Element data from apps and pages
★ ★ ★ ★ ★ ★ ★
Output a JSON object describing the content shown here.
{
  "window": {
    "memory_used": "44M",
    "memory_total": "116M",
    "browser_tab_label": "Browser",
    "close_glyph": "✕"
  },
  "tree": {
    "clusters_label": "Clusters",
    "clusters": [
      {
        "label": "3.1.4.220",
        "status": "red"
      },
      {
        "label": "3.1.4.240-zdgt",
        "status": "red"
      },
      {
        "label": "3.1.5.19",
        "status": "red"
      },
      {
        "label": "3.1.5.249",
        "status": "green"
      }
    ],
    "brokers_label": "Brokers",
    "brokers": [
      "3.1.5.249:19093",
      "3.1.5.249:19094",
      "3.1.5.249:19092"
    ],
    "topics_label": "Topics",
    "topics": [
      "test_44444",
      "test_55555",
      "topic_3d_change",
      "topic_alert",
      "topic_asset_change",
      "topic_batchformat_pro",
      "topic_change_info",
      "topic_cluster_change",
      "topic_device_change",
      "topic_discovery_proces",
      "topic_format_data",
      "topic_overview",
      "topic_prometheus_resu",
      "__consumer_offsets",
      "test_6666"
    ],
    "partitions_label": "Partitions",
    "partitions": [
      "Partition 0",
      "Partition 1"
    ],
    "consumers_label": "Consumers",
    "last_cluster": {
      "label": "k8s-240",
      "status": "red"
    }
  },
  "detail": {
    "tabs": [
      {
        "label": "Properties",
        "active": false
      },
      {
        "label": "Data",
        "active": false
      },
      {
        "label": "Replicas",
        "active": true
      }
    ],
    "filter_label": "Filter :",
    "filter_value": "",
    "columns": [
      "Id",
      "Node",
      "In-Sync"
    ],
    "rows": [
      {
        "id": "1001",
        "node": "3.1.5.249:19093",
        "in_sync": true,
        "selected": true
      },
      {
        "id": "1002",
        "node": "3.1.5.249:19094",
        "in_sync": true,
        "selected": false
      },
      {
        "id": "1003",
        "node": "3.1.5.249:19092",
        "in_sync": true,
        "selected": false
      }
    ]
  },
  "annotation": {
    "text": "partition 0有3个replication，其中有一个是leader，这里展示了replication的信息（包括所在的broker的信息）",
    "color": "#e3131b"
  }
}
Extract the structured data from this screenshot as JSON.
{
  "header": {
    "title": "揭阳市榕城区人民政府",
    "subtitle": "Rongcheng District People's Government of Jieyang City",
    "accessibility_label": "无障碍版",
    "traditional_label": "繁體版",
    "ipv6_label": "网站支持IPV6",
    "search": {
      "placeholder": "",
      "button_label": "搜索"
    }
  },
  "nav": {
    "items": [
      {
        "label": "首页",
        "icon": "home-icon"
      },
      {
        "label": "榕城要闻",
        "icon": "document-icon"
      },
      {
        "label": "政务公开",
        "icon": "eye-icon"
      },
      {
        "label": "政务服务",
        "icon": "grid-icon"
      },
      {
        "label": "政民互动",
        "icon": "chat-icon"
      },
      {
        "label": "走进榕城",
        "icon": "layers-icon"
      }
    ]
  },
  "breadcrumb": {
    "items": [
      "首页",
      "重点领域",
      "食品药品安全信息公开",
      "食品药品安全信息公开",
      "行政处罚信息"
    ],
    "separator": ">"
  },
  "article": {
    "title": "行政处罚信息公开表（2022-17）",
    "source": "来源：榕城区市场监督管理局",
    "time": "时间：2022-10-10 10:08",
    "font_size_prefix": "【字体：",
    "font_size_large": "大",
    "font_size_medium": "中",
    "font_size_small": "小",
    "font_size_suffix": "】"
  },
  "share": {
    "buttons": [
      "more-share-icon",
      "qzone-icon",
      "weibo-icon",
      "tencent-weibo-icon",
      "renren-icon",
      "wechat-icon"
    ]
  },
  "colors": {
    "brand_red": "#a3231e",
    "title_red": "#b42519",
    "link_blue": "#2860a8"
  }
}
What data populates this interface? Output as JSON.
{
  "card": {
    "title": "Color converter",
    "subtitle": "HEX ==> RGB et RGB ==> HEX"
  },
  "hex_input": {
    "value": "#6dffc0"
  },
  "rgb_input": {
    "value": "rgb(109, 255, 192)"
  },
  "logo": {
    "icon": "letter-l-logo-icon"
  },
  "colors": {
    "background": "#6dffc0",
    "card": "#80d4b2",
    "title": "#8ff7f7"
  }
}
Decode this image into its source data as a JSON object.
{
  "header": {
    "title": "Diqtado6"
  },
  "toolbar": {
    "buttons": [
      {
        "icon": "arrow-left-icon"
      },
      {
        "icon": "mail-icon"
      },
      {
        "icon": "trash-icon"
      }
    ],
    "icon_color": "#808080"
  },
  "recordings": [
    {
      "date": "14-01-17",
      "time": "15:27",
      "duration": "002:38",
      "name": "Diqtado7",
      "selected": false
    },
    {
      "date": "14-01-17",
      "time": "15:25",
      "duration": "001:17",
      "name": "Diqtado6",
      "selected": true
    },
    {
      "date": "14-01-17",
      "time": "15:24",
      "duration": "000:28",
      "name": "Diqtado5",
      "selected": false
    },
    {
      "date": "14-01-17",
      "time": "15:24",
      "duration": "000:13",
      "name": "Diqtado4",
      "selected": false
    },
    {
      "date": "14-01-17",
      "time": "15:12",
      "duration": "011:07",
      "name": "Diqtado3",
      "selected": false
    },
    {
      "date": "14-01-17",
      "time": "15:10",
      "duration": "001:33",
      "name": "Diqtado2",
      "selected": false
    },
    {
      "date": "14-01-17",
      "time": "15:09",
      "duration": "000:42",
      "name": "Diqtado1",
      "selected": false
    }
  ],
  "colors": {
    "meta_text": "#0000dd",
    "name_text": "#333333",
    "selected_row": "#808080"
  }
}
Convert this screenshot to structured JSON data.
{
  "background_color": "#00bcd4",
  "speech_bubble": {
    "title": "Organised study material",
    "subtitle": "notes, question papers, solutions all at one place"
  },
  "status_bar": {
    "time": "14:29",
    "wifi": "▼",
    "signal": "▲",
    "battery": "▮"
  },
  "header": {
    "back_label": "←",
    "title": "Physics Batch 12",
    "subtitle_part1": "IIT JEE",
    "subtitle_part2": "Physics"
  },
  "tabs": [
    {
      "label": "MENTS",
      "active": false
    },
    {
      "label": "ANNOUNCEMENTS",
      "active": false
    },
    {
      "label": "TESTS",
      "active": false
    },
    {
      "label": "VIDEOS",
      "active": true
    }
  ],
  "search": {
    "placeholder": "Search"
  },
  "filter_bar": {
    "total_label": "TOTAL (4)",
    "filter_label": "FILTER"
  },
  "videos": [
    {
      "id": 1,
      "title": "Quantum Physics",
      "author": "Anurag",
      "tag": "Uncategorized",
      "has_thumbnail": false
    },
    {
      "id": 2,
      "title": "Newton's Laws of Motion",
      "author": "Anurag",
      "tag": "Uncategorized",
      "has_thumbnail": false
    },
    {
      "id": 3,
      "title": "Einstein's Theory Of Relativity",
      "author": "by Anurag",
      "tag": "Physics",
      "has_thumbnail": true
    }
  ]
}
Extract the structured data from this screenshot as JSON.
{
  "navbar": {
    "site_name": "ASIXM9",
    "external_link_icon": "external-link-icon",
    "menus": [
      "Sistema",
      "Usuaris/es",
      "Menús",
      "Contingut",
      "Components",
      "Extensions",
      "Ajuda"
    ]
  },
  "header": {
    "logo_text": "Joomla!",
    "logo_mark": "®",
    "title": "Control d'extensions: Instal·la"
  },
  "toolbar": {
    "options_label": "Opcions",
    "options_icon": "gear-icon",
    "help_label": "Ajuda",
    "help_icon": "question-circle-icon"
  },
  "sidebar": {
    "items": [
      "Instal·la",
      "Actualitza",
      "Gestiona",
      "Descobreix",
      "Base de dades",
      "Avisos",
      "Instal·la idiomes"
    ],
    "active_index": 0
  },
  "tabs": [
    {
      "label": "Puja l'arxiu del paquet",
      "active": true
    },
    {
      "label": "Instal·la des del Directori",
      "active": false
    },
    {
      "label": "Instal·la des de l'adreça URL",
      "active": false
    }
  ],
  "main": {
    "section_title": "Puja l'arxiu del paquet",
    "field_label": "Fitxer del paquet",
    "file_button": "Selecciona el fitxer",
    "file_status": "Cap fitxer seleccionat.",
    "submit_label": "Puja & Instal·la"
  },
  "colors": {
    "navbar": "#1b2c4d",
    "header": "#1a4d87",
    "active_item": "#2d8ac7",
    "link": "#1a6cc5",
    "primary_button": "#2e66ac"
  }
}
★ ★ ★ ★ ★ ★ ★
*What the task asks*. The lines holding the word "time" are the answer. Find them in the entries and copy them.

*Answer for the task*.
    "time": "时间：2022-10-10 10:08",
      "time": "15:27",
      "time": "15:25",
      "time": "15:24",
      "time": "15:24",
      "time": "15:12",
      "time": "15:10",
      "time": "15:09",
    "time": "14:29",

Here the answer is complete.